One of Xstrata's 40 largest investors added: "The deal looks much more likely to happen now. I'd be surprised if the independent Xstrata directors say no."
GLASENBERG AT THE TOP
In line with proposals on Friday, Glencore's Glasenberg would take the top job at the expense of Xstrata boss Davis, a mining industry veteran who would have taken the chief executive role under the original offer. Davis, already one of the best-paid chief executives of the FTSE 100, was left bruised by a package to keep him in his job that was deemed too generous, and by Xstrata's decision to back a deal many investors disowned.
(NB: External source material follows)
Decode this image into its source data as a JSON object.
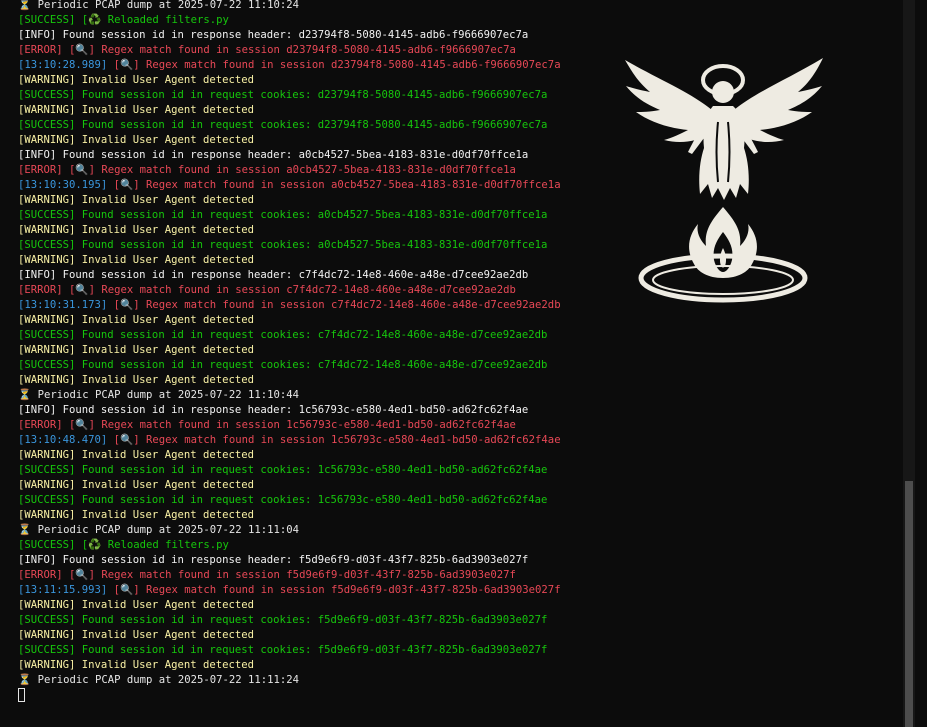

Glasenberg - said by one source close to the deal to have "pounced" on the opportunity to oust his long-time rival - will take over after an interim period of six months. Davis has held the top job at Xstrata for a decade, building it up from a $500 million collection of zinc and ferrochrome assets into the world's fourth-largest diversified miner.
Xstrata is on the cusp of a period of production growth, as it moves from older, more expensive mines to newer, more efficient projects, boosting volumes by 50 percent by 2014.
"The thing (Davis) was brought in to do, he's done. He's a dealmaker. He's not an operator," said one of Xstrata's top 30 shareholders. "(Xstrata's) operators, who bring these things in on time and in the money - compared to most other people - they're the brilliant guys and they're staying."
In a gesture to appease both the independent directors and shareholders fretting over management of these projects, Glencore said it would keep a retention scheme for top managers.
Glencore, however, signaled it could change a package, seen by some investors as too generous. One source said that could involve setting tougher performance targets.
Xstrata Chairman John Bond will keep the job in the combined group, as under the original proposals, and the board will be drawn evenly from the two companies.
A former chairman of Vodafone and HSBC, Bond is considered a steadier hand than Glencore chairman Simon Murray, but has also been criticized by some minority shareholders for recommending the initial Glencore offer.
Glencore made a long-awaited takeover bid for Xstrata in February. But the offer ran into trouble and had been expected to fail as shareholders prepared to vote last Friday, with Qatar and other investors opposed the terms of the deal.
The impasse was resolved in late-night talks at a London hotel, facilitated by former British prime minister Tony Blair.
(Additional reporting by Sonali Paul in Melbourn, Raji Menon in London; Editing by Will Waterman and David Stamp)